Fermentation, pickling and preserving have become a recent obsession of mine, and those who have come to the wandering kitchen pop-up dinners have seen how it is always present in my dishes.
It offers the chance to capture the season you are in, by preserving and using seasonal produce at its best. Fermentation, pickling and preserving also comes with some amazing health benefits, especially for gut and digestive health. The fermented food helps maintain your gut bacteria (good bacteria), which in turn helps with a healthy digestive system, all the while boosting your immunity. Pickling and brining also help maintain pH levels and help our ‘healthy’ bacteria in the stomach and digestive track.
Below are a few fermentation recipes to either pickle, ferment or preserve some products, along with some recipes to use the finished product.
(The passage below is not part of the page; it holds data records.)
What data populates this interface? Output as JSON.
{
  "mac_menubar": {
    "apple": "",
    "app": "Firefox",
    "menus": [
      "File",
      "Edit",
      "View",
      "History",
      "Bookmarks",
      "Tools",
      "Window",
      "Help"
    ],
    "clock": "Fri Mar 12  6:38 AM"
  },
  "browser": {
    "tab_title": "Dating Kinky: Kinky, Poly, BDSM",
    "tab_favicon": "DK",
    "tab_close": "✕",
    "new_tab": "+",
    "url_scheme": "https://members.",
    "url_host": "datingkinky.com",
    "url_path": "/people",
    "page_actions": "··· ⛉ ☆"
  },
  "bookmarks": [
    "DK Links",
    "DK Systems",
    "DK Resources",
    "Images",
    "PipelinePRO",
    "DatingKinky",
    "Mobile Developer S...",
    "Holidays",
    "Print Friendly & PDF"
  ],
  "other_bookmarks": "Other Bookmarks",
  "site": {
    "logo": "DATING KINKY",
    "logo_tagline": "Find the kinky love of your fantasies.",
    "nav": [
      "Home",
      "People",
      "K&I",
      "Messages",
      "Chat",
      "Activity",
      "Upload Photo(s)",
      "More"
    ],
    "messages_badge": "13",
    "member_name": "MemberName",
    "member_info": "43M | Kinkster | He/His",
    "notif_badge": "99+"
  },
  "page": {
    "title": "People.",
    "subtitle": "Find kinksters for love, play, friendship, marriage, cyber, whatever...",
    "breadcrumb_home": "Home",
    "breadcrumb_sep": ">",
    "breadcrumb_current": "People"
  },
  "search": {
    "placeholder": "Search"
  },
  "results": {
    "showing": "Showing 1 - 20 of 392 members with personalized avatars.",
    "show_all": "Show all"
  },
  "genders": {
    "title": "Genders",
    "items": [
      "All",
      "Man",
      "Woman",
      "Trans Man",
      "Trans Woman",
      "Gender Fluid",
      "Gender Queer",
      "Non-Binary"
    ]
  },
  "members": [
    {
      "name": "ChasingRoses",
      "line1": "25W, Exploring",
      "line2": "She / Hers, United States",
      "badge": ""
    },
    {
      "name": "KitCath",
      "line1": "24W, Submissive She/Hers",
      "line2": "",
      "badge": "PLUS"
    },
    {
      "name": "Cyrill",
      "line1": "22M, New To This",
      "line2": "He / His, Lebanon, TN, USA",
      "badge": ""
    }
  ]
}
These are just a small fraction of what is available out there.
Start by sterilising your jars to stop any build-up of bad bacteria
Preserved lemon is a common component in North African cuisine. Preserving them takes the tartness out of them while enhancing the actual lemon flavour. They are great in tagines, stews, fish dishes and sauces. Once preserved, it’s the peel which is used, but I find the ‘meat’ and also the pickling liquid lovely to use in spicing up salad dressings.
Kimchi is a South Korean fermented food, using salt to extract moisture from the vegetables being brined. More flavour is added such as Korean chilli and fish sauce.
The basic traditional recipe is made with cabbage, but I find a variety of vegetables go well; making it a perfect way to use up leftover vegetables. I have added cauliflower, zucchini, cucumber, carrot, onions, daikon, radish, bok choy and wombok (Chinese cabbage).
Sweet Vinegar Pickles
Pickling is another obsession of mine and helps aid good bacteria and stomach digestion.
There are a variety of methods to pickle food. The main ones, which I’ve included here are, sour vinegar pickling, sweet vinegar pickling, and salt pickling. Once you have pickled a few times, you may experiment with a variety of flavourings; and experiment with combinations, such as pickled fennel with dill, pickled onions with toasted cumin and coriander seeds, pear pickled with mustard seeds and saffron, the list goes on. Most vegetables and fruits can be pickled, so see what’s in season and give it a go. Below are the basic recipes for pickling.